[Provided entries Boundary: Start]

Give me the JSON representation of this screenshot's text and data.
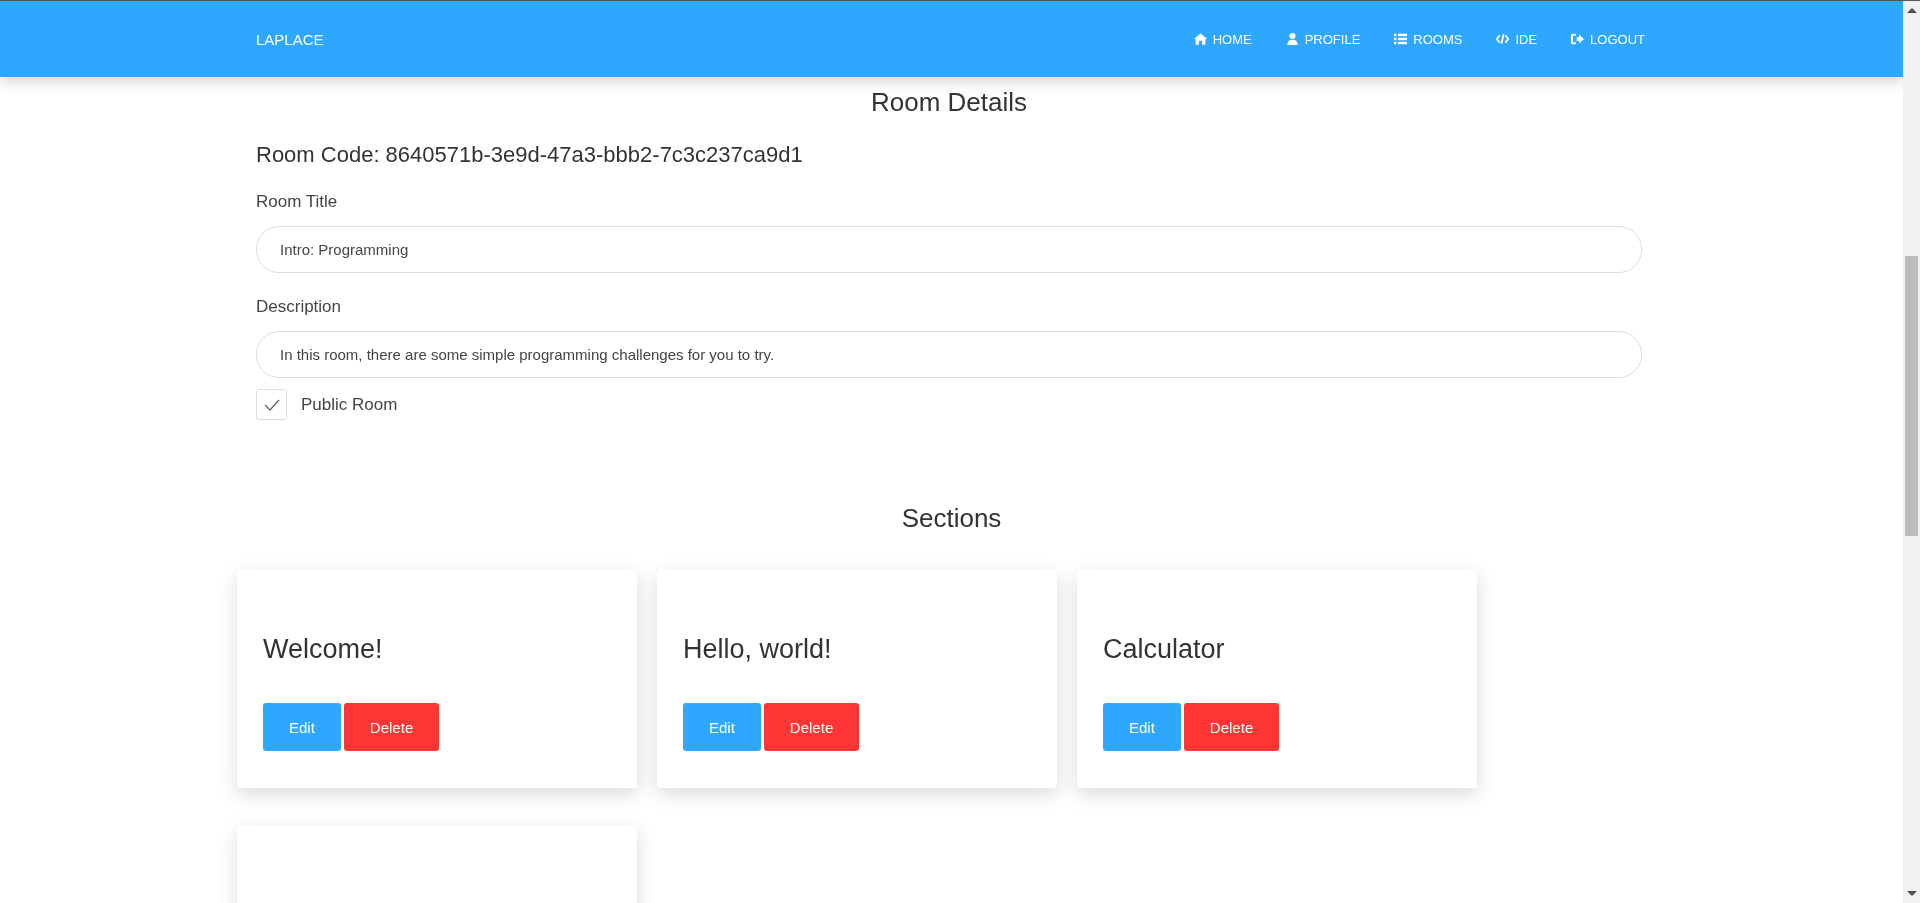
{
  "navbar": {
    "brand": "LAPLACE",
    "links": [
      {
        "kind": "home",
        "label": "HOME"
      },
      {
        "kind": "profile",
        "label": "PROFILE"
      },
      {
        "kind": "rooms",
        "label": "ROOMS"
      },
      {
        "kind": "ide",
        "label": "IDE"
      },
      {
        "kind": "logout",
        "label": "LOGOUT"
      }
    ]
  },
  "room": {
    "heading": "Room Details",
    "code": "Room Code: 8640571b-3e9d-47a3-bbb2-7c3c237ca9d1",
    "title_label": "Room Title",
    "title_value": "Intro: Programming",
    "description_label": "Description",
    "description_value": "In this room, there are some simple programming challenges for you to try.",
    "public": {
      "label": "Public Room",
      "checked": true
    }
  },
  "sections": {
    "heading": "Sections",
    "cards": [
      {
        "title": "Welcome!",
        "buttons": [
          "Edit",
          "Delete"
        ]
      },
      {
        "title": "Hello, world!",
        "buttons": [
          "Edit",
          "Delete"
        ]
      },
      {
        "title": "Calculator",
        "buttons": [
          "Edit",
          "Delete"
        ]
      }
    ],
    "partial_card_below": true
  }
}
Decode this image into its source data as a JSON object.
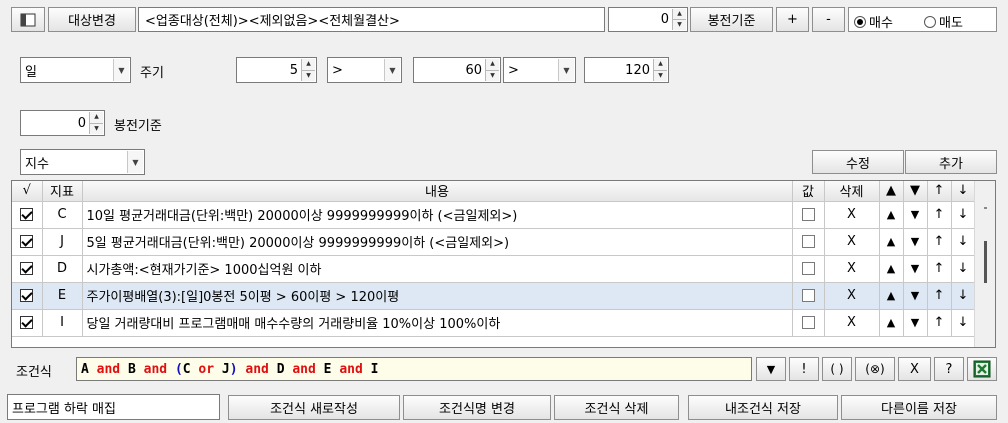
{
  "top": {
    "change_target_label": "대상변경",
    "target_text": "<업종대상(전체)><제외없음><전체월결산>",
    "bong_value": "0",
    "bong_label": "봉전기준",
    "plus_label": "+",
    "minus_label": "-",
    "buy_label": "매수",
    "sell_label": "매도",
    "buy_selected": true
  },
  "settings": {
    "period_select": "일",
    "period_label": "주기",
    "ma1": "5",
    "op1": ">",
    "ma2": "60",
    "op2": ">",
    "ma3": "120",
    "bong_value": "0",
    "bong_label": "봉전기준",
    "index_select": "지수",
    "modify_label": "수정",
    "add_label": "추가"
  },
  "grid": {
    "headers": [
      "√",
      "지표",
      "내용",
      "값",
      "삭제",
      "▲",
      "▼",
      "↑",
      "↓"
    ],
    "rows": [
      {
        "code": "C",
        "content": "10일 평균거래대금(단위:백만) 20000이상 9999999999이하 (<금일제외>)",
        "checked": true
      },
      {
        "code": "J",
        "content": "5일 평균거래대금(단위:백만) 20000이상 9999999999이하 (<금일제외>)",
        "checked": true
      },
      {
        "code": "D",
        "content": "시가총액:<현재가기준> 1000십억원 이하",
        "checked": true
      },
      {
        "code": "E",
        "content": "주가이평배열(3):[일]0봉전 5이평 > 60이평 > 120이평",
        "checked": true,
        "selected": true
      },
      {
        "code": "I",
        "content": "당일 거래량대비 프로그램매매 매수수량의 거래량비율 10%이상 100%이하",
        "checked": true
      }
    ],
    "delete_mark": "X",
    "up_mark": "▲",
    "down_mark": "▼",
    "top_mark": "↑",
    "bottom_mark": "↓"
  },
  "formula": {
    "label": "조건식",
    "tokens": [
      {
        "t": "A",
        "color": "#000000"
      },
      {
        "t": " and ",
        "color": "#e01010"
      },
      {
        "t": "B",
        "color": "#000000"
      },
      {
        "t": " and ",
        "color": "#e01010"
      },
      {
        "t": "(",
        "color": "#1010c0"
      },
      {
        "t": "C",
        "color": "#000000"
      },
      {
        "t": " or ",
        "color": "#e01010"
      },
      {
        "t": "J",
        "color": "#000000"
      },
      {
        "t": ")",
        "color": "#1010c0"
      },
      {
        "t": " and ",
        "color": "#e01010"
      },
      {
        "t": "D",
        "color": "#000000"
      },
      {
        "t": " and ",
        "color": "#e01010"
      },
      {
        "t": "E",
        "color": "#000000"
      },
      {
        "t": " and ",
        "color": "#e01010"
      },
      {
        "t": "I",
        "color": "#000000"
      }
    ],
    "btn_down": "▼",
    "btn_not": "!",
    "btn_paren": "( )",
    "btn_circle": "(⊗)",
    "btn_x": "X",
    "btn_help": "?"
  },
  "bottom": {
    "name_value": "프로그램 하락 매집",
    "new_label": "조건식 새로작성",
    "rename_label": "조건식명 변경",
    "delete_label": "조건식 삭제",
    "save_label": "내조건식 저장",
    "save_as_label": "다른이름 저장"
  },
  "colors": {
    "selected_row": "#dde8f4",
    "formula_bg": "#fdfde9",
    "excel_green": "#1e7a34"
  }
}
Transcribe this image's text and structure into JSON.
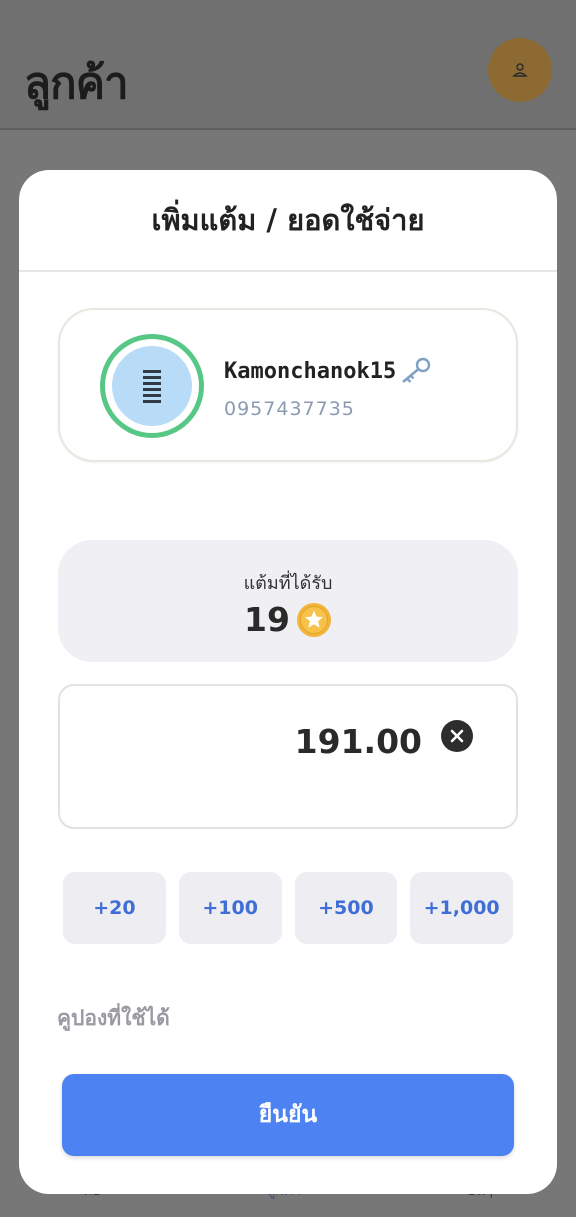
{
  "app": {
    "page_title": "ลูกค้า",
    "tabs": [
      {
        "label": "ต่อ"
      },
      {
        "label": "ลูกค้า"
      },
      {
        "label": "อื่นๆ"
      }
    ]
  },
  "modal": {
    "title": "เพิ่มแต้ม / ยอดใช้จ่าย",
    "customer": {
      "name": "Kamonchanok15",
      "phone": "0957437735",
      "avatar_icon": "striped-avatar-icon",
      "badge_icon": "key-icon"
    },
    "points": {
      "label": "แต้มที่ได้รับ",
      "value": "19",
      "icon": "star-coin-icon"
    },
    "amount": {
      "value": "191.00",
      "clear_icon": "close-circle-icon"
    },
    "quick_add": [
      {
        "label": "+20"
      },
      {
        "label": "+100"
      },
      {
        "label": "+500"
      },
      {
        "label": "+1,000"
      }
    ],
    "coupons_label": "คูปองที่ใช้ได้",
    "confirm_label": "ยืนยัน"
  },
  "colors": {
    "accent": "#4d82f3",
    "quick_text": "#3f6fd6",
    "avatar_ring": "#57c786",
    "star": "#f2b43a"
  }
}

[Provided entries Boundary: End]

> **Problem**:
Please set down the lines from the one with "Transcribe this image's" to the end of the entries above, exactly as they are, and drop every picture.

> **Your solution**:
Transcribe this image's text and structure into JSON.
{
  "app": {
    "page_title": "ลูกค้า",
    "tabs": [
      {
        "label": "ต่อ"
      },
      {
        "label": "ลูกค้า"
      },
      {
        "label": "อื่นๆ"
      }
    ]
  },
  "modal": {
    "title": "เพิ่มแต้ม / ยอดใช้จ่าย",
    "customer": {
      "name": "Kamonchanok15",
      "phone": "0957437735",
      "avatar_icon": "striped-avatar-icon",
      "badge_icon": "key-icon"
    },
    "points": {
      "label": "แต้มที่ได้รับ",
      "value": "19",
      "icon": "star-coin-icon"
    },
    "amount": {
      "value": "191.00",
      "clear_icon": "close-circle-icon"
    },
    "quick_add": [
      {
        "label": "+20"
      },
      {
        "label": "+100"
      },
      {
        "label": "+500"
      },
      {
        "label": "+1,000"
      }
    ],
    "coupons_label": "คูปองที่ใช้ได้",
    "confirm_label": "ยืนยัน"
  },
  "colors": {
    "accent": "#4d82f3",
    "quick_text": "#3f6fd6",
    "avatar_ring": "#57c786",
    "star": "#f2b43a"
  }
}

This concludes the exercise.